MATERIALS PROVIDED: Begin

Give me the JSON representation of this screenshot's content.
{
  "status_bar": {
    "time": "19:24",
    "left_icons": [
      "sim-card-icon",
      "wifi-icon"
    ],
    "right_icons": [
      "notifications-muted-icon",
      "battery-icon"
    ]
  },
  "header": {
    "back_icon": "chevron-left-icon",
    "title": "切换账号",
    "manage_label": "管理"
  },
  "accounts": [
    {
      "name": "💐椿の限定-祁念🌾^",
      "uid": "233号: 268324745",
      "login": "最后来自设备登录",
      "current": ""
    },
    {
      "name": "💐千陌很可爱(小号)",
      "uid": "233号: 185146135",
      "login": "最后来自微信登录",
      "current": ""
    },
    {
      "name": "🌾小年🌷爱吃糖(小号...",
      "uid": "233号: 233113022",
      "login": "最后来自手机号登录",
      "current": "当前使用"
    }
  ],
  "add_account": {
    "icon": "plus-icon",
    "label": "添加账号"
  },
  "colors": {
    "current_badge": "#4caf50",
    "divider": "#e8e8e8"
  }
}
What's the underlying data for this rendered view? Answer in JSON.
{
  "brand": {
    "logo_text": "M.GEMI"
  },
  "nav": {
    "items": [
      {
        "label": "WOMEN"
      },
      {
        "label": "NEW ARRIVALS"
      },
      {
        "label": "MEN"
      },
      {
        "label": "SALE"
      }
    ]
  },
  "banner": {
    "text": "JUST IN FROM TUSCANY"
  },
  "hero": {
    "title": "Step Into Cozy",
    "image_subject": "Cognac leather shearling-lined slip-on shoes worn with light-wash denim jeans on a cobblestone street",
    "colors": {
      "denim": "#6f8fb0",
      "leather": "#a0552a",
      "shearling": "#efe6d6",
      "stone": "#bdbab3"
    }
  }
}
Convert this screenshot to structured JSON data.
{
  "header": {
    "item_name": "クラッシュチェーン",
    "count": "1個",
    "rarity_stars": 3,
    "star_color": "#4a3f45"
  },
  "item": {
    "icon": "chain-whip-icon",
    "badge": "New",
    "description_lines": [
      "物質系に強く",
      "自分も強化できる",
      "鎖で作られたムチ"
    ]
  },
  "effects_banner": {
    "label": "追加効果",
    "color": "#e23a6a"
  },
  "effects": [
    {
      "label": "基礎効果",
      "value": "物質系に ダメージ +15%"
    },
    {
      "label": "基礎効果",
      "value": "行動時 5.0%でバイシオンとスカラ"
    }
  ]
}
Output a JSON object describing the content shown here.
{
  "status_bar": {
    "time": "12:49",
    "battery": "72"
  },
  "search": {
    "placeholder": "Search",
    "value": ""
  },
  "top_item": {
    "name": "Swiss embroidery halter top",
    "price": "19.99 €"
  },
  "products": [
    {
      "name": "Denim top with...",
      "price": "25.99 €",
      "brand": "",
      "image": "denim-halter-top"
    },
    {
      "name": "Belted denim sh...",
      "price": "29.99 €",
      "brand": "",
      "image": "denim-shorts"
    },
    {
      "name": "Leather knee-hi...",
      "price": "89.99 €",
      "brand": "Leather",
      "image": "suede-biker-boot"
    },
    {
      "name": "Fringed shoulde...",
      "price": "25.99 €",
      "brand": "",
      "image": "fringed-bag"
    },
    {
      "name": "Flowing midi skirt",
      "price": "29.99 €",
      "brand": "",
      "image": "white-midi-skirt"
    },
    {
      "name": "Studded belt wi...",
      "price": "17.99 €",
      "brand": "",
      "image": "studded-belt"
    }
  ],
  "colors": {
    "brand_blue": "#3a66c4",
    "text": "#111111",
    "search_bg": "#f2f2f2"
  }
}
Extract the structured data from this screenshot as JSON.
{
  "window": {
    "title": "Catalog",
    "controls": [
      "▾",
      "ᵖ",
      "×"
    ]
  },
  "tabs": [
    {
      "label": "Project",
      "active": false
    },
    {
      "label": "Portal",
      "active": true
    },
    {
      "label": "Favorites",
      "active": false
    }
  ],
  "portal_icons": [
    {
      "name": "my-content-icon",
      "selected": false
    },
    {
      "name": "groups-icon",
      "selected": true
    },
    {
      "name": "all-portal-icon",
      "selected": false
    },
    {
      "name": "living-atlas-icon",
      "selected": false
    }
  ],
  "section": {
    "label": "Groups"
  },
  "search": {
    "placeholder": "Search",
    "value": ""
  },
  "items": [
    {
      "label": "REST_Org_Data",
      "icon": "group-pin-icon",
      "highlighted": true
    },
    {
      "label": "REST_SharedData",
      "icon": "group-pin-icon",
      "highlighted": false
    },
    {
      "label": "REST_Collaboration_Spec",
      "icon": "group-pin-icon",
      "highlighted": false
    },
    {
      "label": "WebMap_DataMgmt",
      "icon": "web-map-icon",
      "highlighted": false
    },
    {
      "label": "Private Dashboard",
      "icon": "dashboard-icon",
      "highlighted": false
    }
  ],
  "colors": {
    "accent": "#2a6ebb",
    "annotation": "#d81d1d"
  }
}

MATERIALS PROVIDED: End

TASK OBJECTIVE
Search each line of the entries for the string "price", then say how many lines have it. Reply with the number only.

OUTPUT OF THE EXERCISE
7